Typical Christmas eve in Spain: meet frineds for drinks around eight, home for family dinner at ten, out again by two (am), breakfast in the town square, bed, then . . . that was last year.
This year we’re experiencing reduced staying-power and early nights, the effects of not drinking since before Easter. Even so, I set the alarm to be up in time to prepare Christmas brunch – just in case.
- air-fried onion and purple potato pakora
- sweet tomato and black mustard relish
- salted cucumber with dehydrated fermented persamons
- south Indian sambhar
- two poached eggs on buttered rye sourdough toast
- with alcohol-free lager
- and chocloate brownies. It is Christmas
Pakora and her cousin the bhajee have much in common – cut vegetables, sundry spices and gram (chickpea) flour. But there is a difference:
- vegetables are dunked in a batter of gram flour and water for the soft and fluffy bhajee.
- pakora uses no water except that drawn from the vegetables by salt. The moisture is then absorbed by dry gram-flour to create crisp perfection.
I was aware of the difference, but the fact was brought home by Shams Mir, the curry queen of Walthamstow, who fed us these beauties at our pre Christmas get-together. Speechless (or talking too much?).
Shams also re-connected us with the Himalayan sulphuric black salt which gives our pakora wings. If you’ve never inhaled the vapours from an active volcano, now’s your chance. Really, you gotta try it!

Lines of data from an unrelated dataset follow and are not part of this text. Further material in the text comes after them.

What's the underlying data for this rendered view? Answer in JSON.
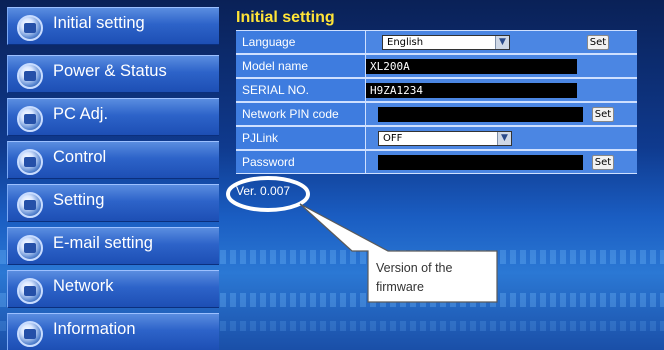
{
  "sidebar": {
    "items": [
      {
        "label": "Initial setting",
        "icon": "settings-gear-icon"
      },
      {
        "label": "Power & Status",
        "icon": "power-icon"
      },
      {
        "label": "PC Adj.",
        "icon": "pc-icon"
      },
      {
        "label": "Control",
        "icon": "control-icon"
      },
      {
        "label": "Setting",
        "icon": "wrench-icon"
      },
      {
        "label": "E-mail setting",
        "icon": "email-icon"
      },
      {
        "label": "Network",
        "icon": "network-icon"
      },
      {
        "label": "Information",
        "icon": "info-icon"
      }
    ]
  },
  "main": {
    "title": "Initial setting",
    "rows": {
      "language": {
        "label": "Language",
        "value": "English",
        "button": "Set"
      },
      "model": {
        "label": "Model name",
        "value": "XL200A"
      },
      "serial": {
        "label": "SERIAL NO.",
        "value": "H9ZA1234"
      },
      "pin": {
        "label": "Network PIN code",
        "value": "",
        "button": "Set"
      },
      "pjlink": {
        "label": "PJLink",
        "value": "OFF"
      },
      "password": {
        "label": "Password",
        "value": "",
        "button": "Set"
      }
    },
    "version": "Ver. 0.007"
  },
  "callout": {
    "line1": "Version of the",
    "line2": "firmware"
  },
  "colors": {
    "title": "#ffe437",
    "label_cell": "#3e7cdf",
    "value_cell": "#4b86e3",
    "callout_ring": "#ffffff"
  }
}
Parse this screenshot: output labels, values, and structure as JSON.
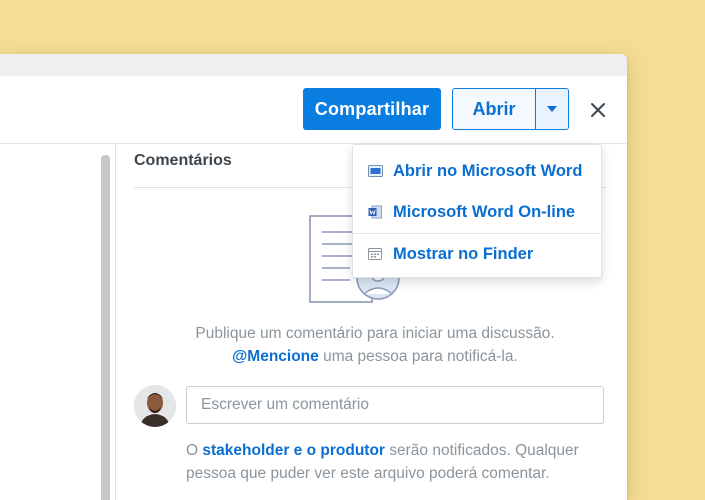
{
  "toolbar": {
    "share_label": "Compartilhar",
    "open_label": "Abrir",
    "caret_icon": "caret-down-icon",
    "close_icon": "close-icon"
  },
  "open_menu": {
    "items": [
      {
        "label": "Abrir no Microsoft Word",
        "icon": "desktop-app-icon"
      },
      {
        "label": "Microsoft Word On-line",
        "icon": "word-icon"
      },
      {
        "label": "Mostrar no Finder",
        "icon": "finder-icon"
      }
    ]
  },
  "comments": {
    "title": "Comentários",
    "empty_line1": "Publique um comentário para iniciar uma discussão.",
    "mention_link": "@Mencione",
    "empty_line2_rest": " uma pessoa para notificá-la.",
    "input_placeholder": "Escrever um comentário",
    "notice_prefix": "O ",
    "notice_link": "stakeholder e o produtor",
    "notice_rest": " serão notificados. Qualquer pessoa que puder ver este arquivo poderá comentar."
  },
  "colors": {
    "accent": "#0a7de0",
    "background": "#f6dd96",
    "muted_text": "#8b959c"
  }
}
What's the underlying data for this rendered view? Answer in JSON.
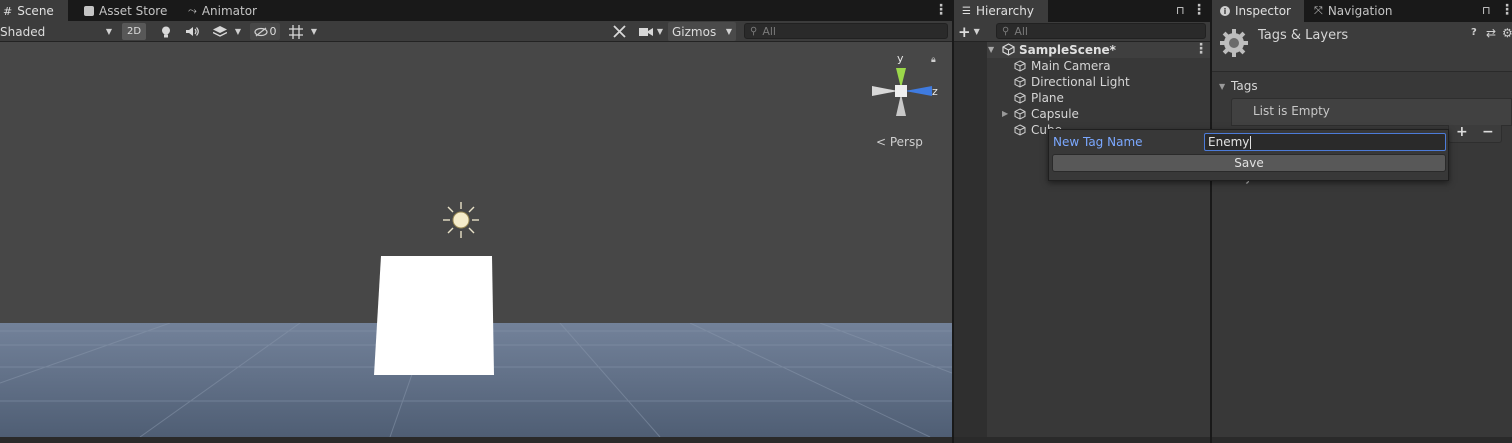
{
  "scene_panel": {
    "tabs": [
      {
        "label": "Scene",
        "icon": "grid-icon"
      },
      {
        "label": "Asset Store",
        "icon": "shopping-bag-icon"
      },
      {
        "label": "Animator",
        "icon": "animator-icon"
      }
    ],
    "toolbar": {
      "shading_mode": "Shaded",
      "mode_2d": "2D",
      "hidden_count": "0",
      "gizmos_label": "Gizmos",
      "search_placeholder": "All"
    },
    "gizmo": {
      "axis_y": "y",
      "axis_z": "z",
      "projection": "< Persp"
    }
  },
  "hierarchy": {
    "tab_label": "Hierarchy",
    "search_placeholder": "All",
    "scene_name": "SampleScene*",
    "items": [
      {
        "label": "Main Camera"
      },
      {
        "label": "Directional Light"
      },
      {
        "label": "Plane"
      },
      {
        "label": "Capsule"
      },
      {
        "label": "Cube"
      }
    ]
  },
  "inspector": {
    "tabs": [
      {
        "label": "Inspector",
        "icon": "info-icon"
      },
      {
        "label": "Navigation",
        "icon": "navigation-icon"
      }
    ],
    "title": "Tags & Layers",
    "tags_section": "Tags",
    "list_empty": "List is Empty",
    "layers_section": "Layers"
  },
  "popup": {
    "label": "New Tag Name",
    "value": "Enemy",
    "save_label": "Save"
  },
  "colors": {
    "accent_blue": "#4c7bd9",
    "label_blue": "#7ba8ff",
    "panel_bg": "#383838",
    "toolbar_bg": "#3c3c3c"
  }
}
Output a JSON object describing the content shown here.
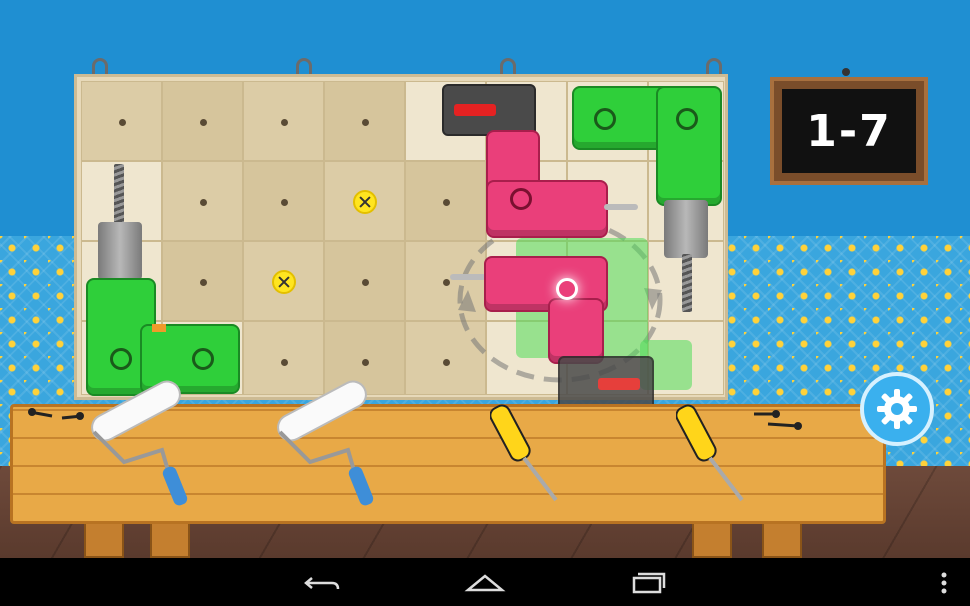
{
  "level": {
    "label": "1-7"
  },
  "board": {
    "rows": 4,
    "cols": 8
  },
  "tools_on_table": [
    "paint-roller",
    "paint-roller",
    "screwdriver",
    "screwdriver"
  ],
  "icons": {
    "settings": "gear-icon",
    "back": "back-icon",
    "home": "home-icon",
    "recent": "recent-apps-icon",
    "menu": "overflow-menu-icon"
  },
  "colors": {
    "wall": "#1f8fd2",
    "drill_green": "#2fcf3a",
    "drill_pink": "#ea3f7a",
    "table": "#e8a947"
  }
}
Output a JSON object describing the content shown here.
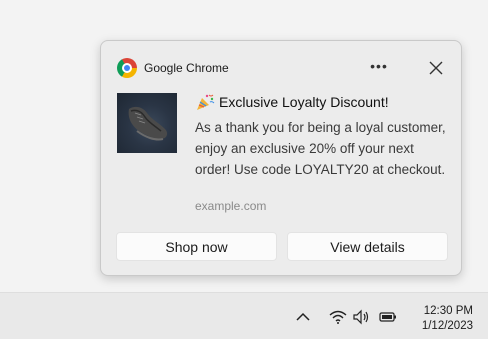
{
  "notification": {
    "app_name": "Google Chrome",
    "more_label": "•••",
    "title": "Exclusive Loyalty Discount!",
    "body": "As a thank you for being a loyal customer, enjoy an exclusive 20% off your next order! Use code LOYALTY20 at checkout.",
    "source": "example.com",
    "actions": [
      {
        "label": "Shop now"
      },
      {
        "label": "View details"
      }
    ],
    "icons": {
      "app": "chrome-logo-icon",
      "title": "party-popper-icon",
      "more": "more-options-icon",
      "close": "close-icon",
      "image": "shoe-photo"
    }
  },
  "taskbar": {
    "time": "12:30 PM",
    "date": "1/12/2023",
    "icons": [
      "chevron-up-icon",
      "wifi-icon",
      "volume-icon",
      "battery-icon"
    ]
  }
}
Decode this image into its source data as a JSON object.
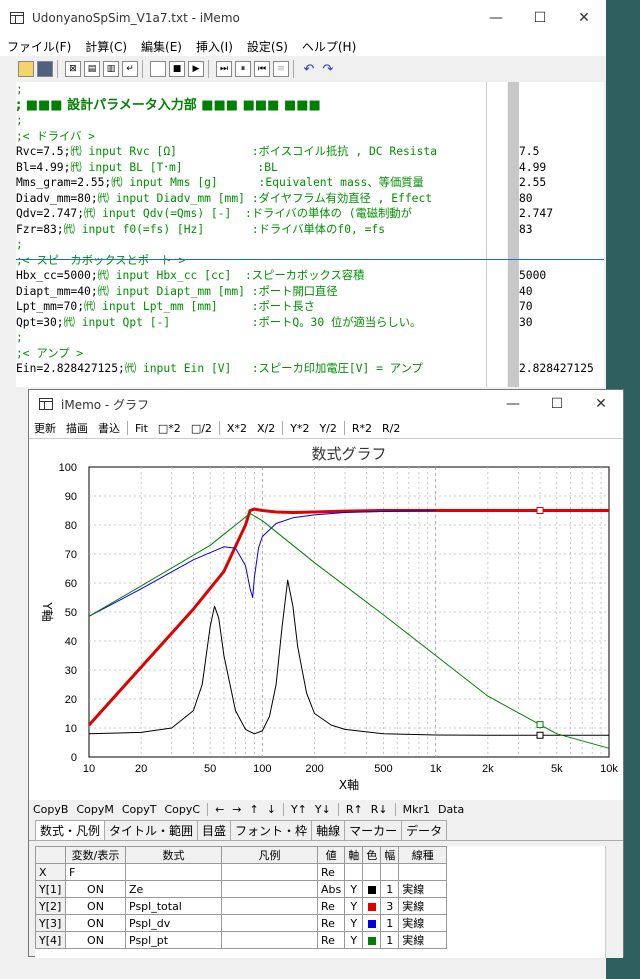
{
  "main": {
    "title": "UdonyanoSpSim_V1a7.txt - iMemo",
    "win_min": "—",
    "win_max": "☐",
    "win_close": "✕",
    "menu": [
      "ファイル(F)",
      "計算(C)",
      "編集(E)",
      "挿入(I)",
      "設定(S)",
      "ヘルプ(H)"
    ],
    "editor_lines": [
      {
        "text": ";",
        "style": "c"
      },
      {
        "text": "; ■■■ 設計パラメータ入力部 ■■■ ■■■ ■■■",
        "style": "h"
      },
      {
        "text": ";",
        "style": "c"
      },
      {
        "text": ";< ドライバ >",
        "style": "c"
      },
      {
        "code": "Rvc=7.5;",
        "comment": "㈹ input Rvc [Ω]           :ボイスコイル抵抗 , DC Resista"
      },
      {
        "code": "Bl=4.99;",
        "comment": "㈹ input BL [T･m]           :BL"
      },
      {
        "code": "Mms_gram=2.55;",
        "comment": "㈹ input Mms [g]      :Equivalent mass、等価質量"
      },
      {
        "code": "Diadv_mm=80;",
        "comment": "㈹ input Diadv_mm [mm] :ダイヤフラム有効直径 , Effect"
      },
      {
        "code": "Qdv=2.747;",
        "comment": "㈹ input Qdv(=Qms) [-]  :ドライバの単体の (電磁制動が"
      },
      {
        "code": "Fzr=83;",
        "comment": "㈹ input f0(=fs) [Hz]       :ドライバ単体のf0, =fs"
      },
      {
        "text": ";",
        "style": "c"
      },
      {
        "text": ";< スピーカボックスとポート >",
        "style": "c"
      },
      {
        "code": "Hbx_cc=5000;",
        "comment": "㈹ input Hbx_cc [cc]  :スピーカボックス容積"
      },
      {
        "code": "Diapt_mm=40;",
        "comment": "㈹ input Diapt_mm [mm] :ポート開口直径"
      },
      {
        "code": "Lpt_mm=70;",
        "comment": "㈹ input Lpt_mm [mm]     :ポート長さ"
      },
      {
        "code": "Qpt=30;",
        "comment": "㈹ input Qpt [-]            :ポートQ。30 位が適当らしい。"
      },
      {
        "text": ";",
        "style": "c"
      },
      {
        "text": ";< アンプ >",
        "style": "c"
      },
      {
        "code": "Ein=2.828427125;",
        "comment": "㈹ input Ein [V]   :スピーカ印加電圧[V] = アンプ"
      }
    ],
    "values": [
      "",
      "",
      "",
      "",
      "7.5",
      "4.99",
      "2.55",
      "80",
      "2.747",
      "83",
      "",
      "",
      "5000",
      "40",
      "70",
      "30",
      "",
      "",
      "2.828427125"
    ]
  },
  "graph": {
    "title": "iMemo - グラフ",
    "menu": [
      "更新",
      "描画",
      "書込",
      "Fit",
      "□*2",
      "□/2",
      "X*2",
      "X/2",
      "Y*2",
      "Y/2",
      "R*2",
      "R/2"
    ],
    "buttons": [
      "CopyB",
      "CopyM",
      "CopyT",
      "CopyC",
      "←",
      "→",
      "↑",
      "↓",
      "Y↑",
      "Y↓",
      "R↑",
      "R↓",
      "Mkr1",
      "Data"
    ],
    "tabs": [
      "数式・凡例",
      "タイトル・範囲",
      "目盛",
      "フォント・枠",
      "軸線",
      "マーカー",
      "データ"
    ],
    "grid_headers": [
      "",
      "変数/表示",
      "数式",
      "凡例",
      "値",
      "軸",
      "色",
      "幅",
      "線種"
    ],
    "grid_rows": [
      {
        "label": "X",
        "show": "F",
        "expr": "",
        "legend": "",
        "val": "Re",
        "axis": "",
        "color": "",
        "width": "",
        "ltype": ""
      },
      {
        "label": "Y[1]",
        "show": "ON",
        "expr": "Ze",
        "legend": "",
        "val": "Abs",
        "axis": "Y",
        "color": "#000000",
        "width": "1",
        "ltype": "実線"
      },
      {
        "label": "Y[2]",
        "show": "ON",
        "expr": "Pspl_total",
        "legend": "",
        "val": "Re",
        "axis": "Y",
        "color": "#e00000",
        "width": "3",
        "ltype": "実線"
      },
      {
        "label": "Y[3]",
        "show": "ON",
        "expr": "Pspl_dv",
        "legend": "",
        "val": "Re",
        "axis": "Y",
        "color": "#0000e0",
        "width": "1",
        "ltype": "実線"
      },
      {
        "label": "Y[4]",
        "show": "ON",
        "expr": "Pspl_pt",
        "legend": "",
        "val": "Re",
        "axis": "Y",
        "color": "#008000",
        "width": "1",
        "ltype": "実線"
      }
    ]
  },
  "chart_data": {
    "type": "line",
    "title": "数式グラフ",
    "xlabel": "X軸",
    "ylabel": "Y軸",
    "xscale": "log",
    "xlim": [
      10,
      10000
    ],
    "ylim": [
      0,
      100
    ],
    "xticks": [
      "10",
      "20",
      "50",
      "100",
      "200",
      "500",
      "1k",
      "2k",
      "5k",
      "10k"
    ],
    "xtick_values": [
      10,
      20,
      50,
      100,
      200,
      500,
      1000,
      2000,
      5000,
      10000
    ],
    "yticks": [
      0,
      10,
      20,
      30,
      40,
      50,
      60,
      70,
      80,
      90,
      100
    ],
    "grid": true,
    "series": [
      {
        "color": "#000000",
        "width": 1,
        "marker_at": 4000,
        "x": [
          10,
          20,
          30,
          40,
          45,
          50,
          53,
          56,
          60,
          70,
          80,
          90,
          100,
          110,
          120,
          130,
          140,
          150,
          160,
          180,
          200,
          250,
          300,
          500,
          1000,
          2000,
          5000,
          10000
        ],
        "y": [
          8,
          8.5,
          10,
          16,
          25,
          45,
          52,
          48,
          35,
          16,
          9.5,
          8,
          9,
          14,
          25,
          45,
          61,
          52,
          38,
          22,
          15,
          11,
          9.5,
          8,
          7.6,
          7.5,
          7.5,
          7.5
        ]
      },
      {
        "color": "#e00000",
        "width": 3,
        "marker_at": 4000,
        "x": [
          10,
          20,
          40,
          60,
          80,
          85,
          90,
          100,
          120,
          150,
          200,
          300,
          500,
          1000,
          2000,
          5000,
          10000
        ],
        "y": [
          11,
          31,
          51,
          64,
          80,
          85,
          85.5,
          85,
          84.5,
          84.3,
          84.5,
          84.8,
          85,
          85,
          85,
          85,
          85
        ]
      },
      {
        "color": "#0000e0",
        "width": 1,
        "x": [
          10,
          20,
          40,
          60,
          70,
          80,
          85,
          88,
          90,
          95,
          100,
          120,
          150,
          200,
          300,
          500,
          1000
        ],
        "y": [
          48.5,
          58,
          68,
          72.5,
          72,
          66,
          58,
          55,
          62,
          72,
          76,
          80.5,
          82.5,
          83.5,
          84.3,
          84.7,
          85
        ]
      },
      {
        "color": "#008000",
        "width": 1,
        "marker_at": 4000,
        "x": [
          10,
          20,
          50,
          85,
          100,
          200,
          500,
          1000,
          2000,
          5000,
          10000
        ],
        "y": [
          48.5,
          59,
          73,
          84,
          81.5,
          67,
          49,
          35,
          21,
          8,
          3
        ]
      }
    ]
  }
}
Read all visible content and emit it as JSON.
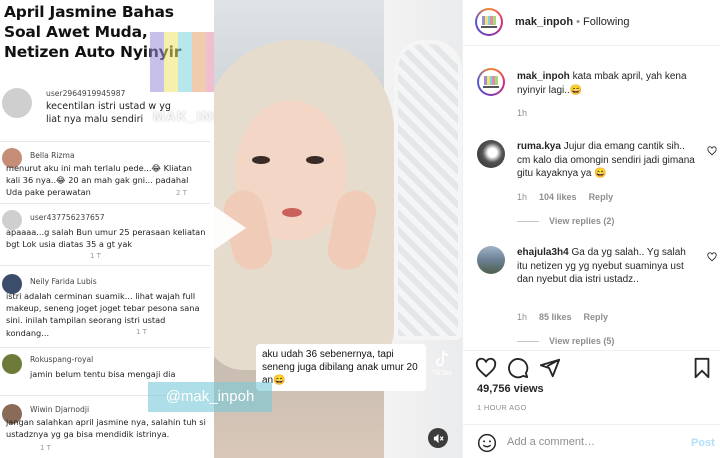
{
  "media": {
    "headline": "April Jasmine Bahas Soal Awet Muda, Netizen Auto Nyinyir",
    "watermark": "MAK_INPOH",
    "comments": [
      {
        "user": "user2964919945987",
        "text": "kecentilan istri ustad w yg liat nya malu sendiri",
        "meta": ""
      },
      {
        "user": "Bella Rizma",
        "text": "menurut aku ini mah terlalu pede...😂 Kliatan kali 36 nya..😂 20 an mah gak gni... padahal Uda pake perawatan",
        "meta": "2 T"
      },
      {
        "user": "user437756237657",
        "text": "apaaaa...g salah Bun umur 25 perasaan keliatan bgt Lok usia diatas 35 a gt yak",
        "meta": "1 T"
      },
      {
        "user": "Neily Farida Lubis",
        "text": "istri adalah cerminan suamik... lihat wajah full makeup, seneng joget joget tebar pesona sana sini. inilah tampilan seorang istri ustad kondang...",
        "meta": "1 T"
      },
      {
        "user": "Rokuspang-royal",
        "text": "jamin belum tentu bisa mengaji dia",
        "meta": "1"
      },
      {
        "user": "Wiwin Djarnodji",
        "text": "jangan salahkan april jasmine nya, salahin tuh si ustadznya yg ga bisa mendidik istrinya.",
        "meta": "1 T"
      }
    ],
    "video_caption": "aku udah 36 sebenernya, tapi seneng juga dibilang anak umur 20 an😄",
    "video_watermark": "@mak_inpoh",
    "tiktok_label": "TikTok"
  },
  "header": {
    "username": "mak_inpoh",
    "separator": " • ",
    "follow_status": "Following"
  },
  "caption": {
    "username": "mak_inpoh",
    "text": "kata mbak april, yah kena nyinyir lagi..😄",
    "time": "1h"
  },
  "comments": [
    {
      "username": "ruma.kya",
      "text": "Jujur dia emang cantik sih.. cm kalo dia omongin sendiri jadi gimana gitu kayaknya ya 😄",
      "time": "1h",
      "likes": "104 likes",
      "reply": "Reply",
      "view_replies": "View replies (2)"
    },
    {
      "username": "ehajula3h4",
      "text": "Ga da yg salah.. Yg salah itu netizen yg yg nyebut suaminya ust dan nyebut dia istri ustadz..",
      "time": "1h",
      "likes": "85 likes",
      "reply": "Reply",
      "view_replies": "View replies (5)"
    }
  ],
  "actions": {
    "views": "49,756 views",
    "posted": "1 HOUR AGO"
  },
  "add_comment": {
    "placeholder": "Add a comment…",
    "post_label": "Post"
  },
  "colors": {
    "accent": "#0095f6",
    "post_disabled": "#b2dffc",
    "muted": "#8e8e8e"
  }
}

Potato & Onion Pakora
- 2 large potatoes julienned or coarsely grated
- 2 large onions thinly sliced
- 1/2 - 1 tsp salt (to taste) black rock salt is especially good here - grind a little in a mortar and pestle
- 3-4 heaped tbsp gram (chick-pea) flour
- a few drops of water if needed
- 1/2 tsp baking powder (optional) for a soft, fluffy centre with all of the outer crispness
- oil for frying or invest in an air-fryer
- 1 tsp fennel seeds
- 1 tsp cumin seeds
- 5-6 black peppercorns ground in a mortar and pestle
- 1 large pinch of hing (asafoetida)
- 2-3 fresh bird's-eye (Thai) chillies thinly sliced, de-seeded or whole (optional)
- Use the coarse grater or julienne attachement of your food processor to process the potatoes. I keep the skins on.
- OR manually grate or julienne the spuds with whatever implement you have to hand. Shams used a spiralizer for her pakora. Brilliant!
- Thinly slice the onions either by hand or in your food processor
- Mix the onions and potatoes in a large bowl and sprinkle on the salt
- Leave to stand for 5 minutes for the salt to draw out some of the juices
- Taste some of the onion. If it's too salty run a handful of the vegetables under the tap. Or add a little more salt to get the seasoning to your taste
- Add the chillies, cumin, fennel and hing. There's no need to pre-roast the spices as they'll release all their flavour in the frying process
- Add in the gram flour a spoonful at a time, mixing it in well with a spoon or your free hand until the mixture just holds together. If the mixture looks dry use splash on a few drops of water witth your fingers
Fry The Pakora In Oil
- Add tablespoon of the mixture to medium hot oil. Your pakoras should start to sizzle immediately, otherwise the oil is not hot enough. Conversely, If the oil is smokling wildly, turn down the flame and wait for it to cool
- Fry, turning occasionally until golden on all sides
Air-Fry The Pakora
- Placing the raw pakora directly on the wire trays will not work. Use lightly oiled greasproof parchment cut to size or silicon mesh over the trays
- Drop tablespoon-fulls of pakora mix on the trays and "fry" at 200 degrees for 15-20 minutes in total.
- After 5-7 minutes turn the pakoras over carefully, Discard the baking parchment at this stage so both surfaces are exposed to the drying heat.
- Swap the bottom-most and top-most trays over as needed half way through cooking